First comes fame, then greed, then betrayal and finally lawsuits. Lady Gaga traversed the full arc of rock stardom yesterday (Mar. 17) when she was sued by her business partner and former lover, Rob Fusari.
Ironically, Fusari picked up Gaga when she was still known by her real name, Stefani Germanotta, and had been summarily dumped by her first record label. That’s usually the kiss of death for an artist.
Fusari claims in the $35 million suit that he co-wrote her songs, came up with her stage name and pointed her toward a record deal. In return, he charges, Gaga pushed him out of her life once her debut album, The Fame, took off and launched her career.
Gaga has since become a major dance/pop star who sells out stadium concerts and has won two Grammys.
Fusari realized she had star potential after inviting her to play for him at his Livingston, New Jersey, studio, the suit said.
He spent months “radically reshaping her approach,” persuading her to become a dance artist. What’s more he co-wrote some of her biggest hits, including “Paparazzi” and “Beautiful, Dirty, Rich.”
Both songs are on “The Fame.”
Fusari also came up with the name Lady Gaga, adapted from Queen’s hit song, “Radio Ga Ga,” the lawsuit states.
Gaga and Fusari became romantically involved and formed a business partnership in May 2006, which is the basis for the lawsuit.
The joint venture, Team Love Child LLC, gave Fusari a 20 percent of the royalties and 15 percent of merchandise, which is actually pretty generous on his part, given she was an unknown, once-rejected artist.
“The Fame” released in 2008 by Interscope records sold more than 3 million copies domestically, and Fusari’s name appears on the album as a producer.
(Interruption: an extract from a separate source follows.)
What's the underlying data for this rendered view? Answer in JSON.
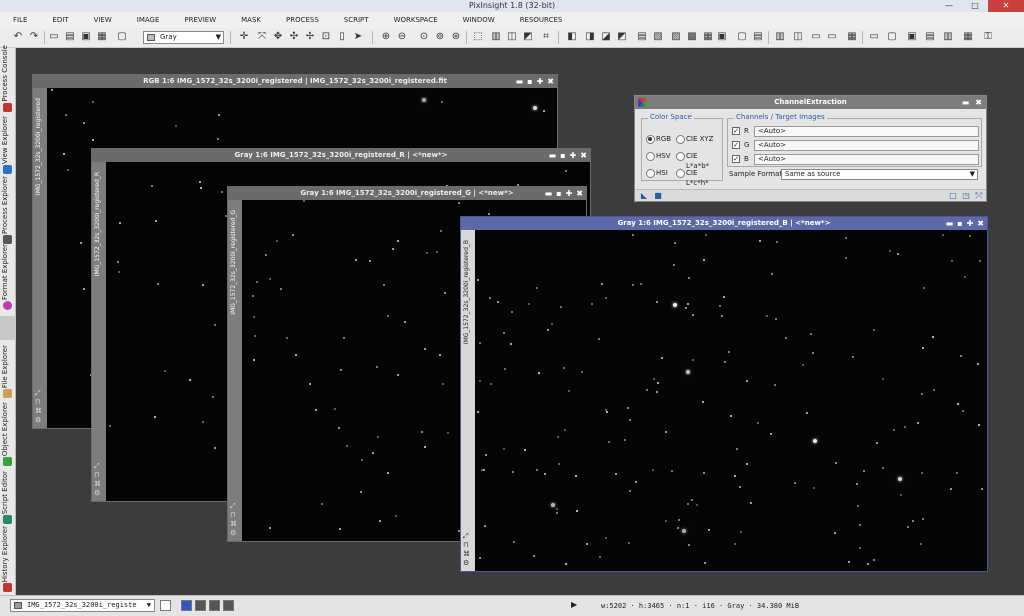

Typically, the case will be settled and Fusari’s interest will be bought out for some sum of money. Or he could go the distance and force an accounting of hear earnings.
“All business is personal,” Fusari said in the lawsuit.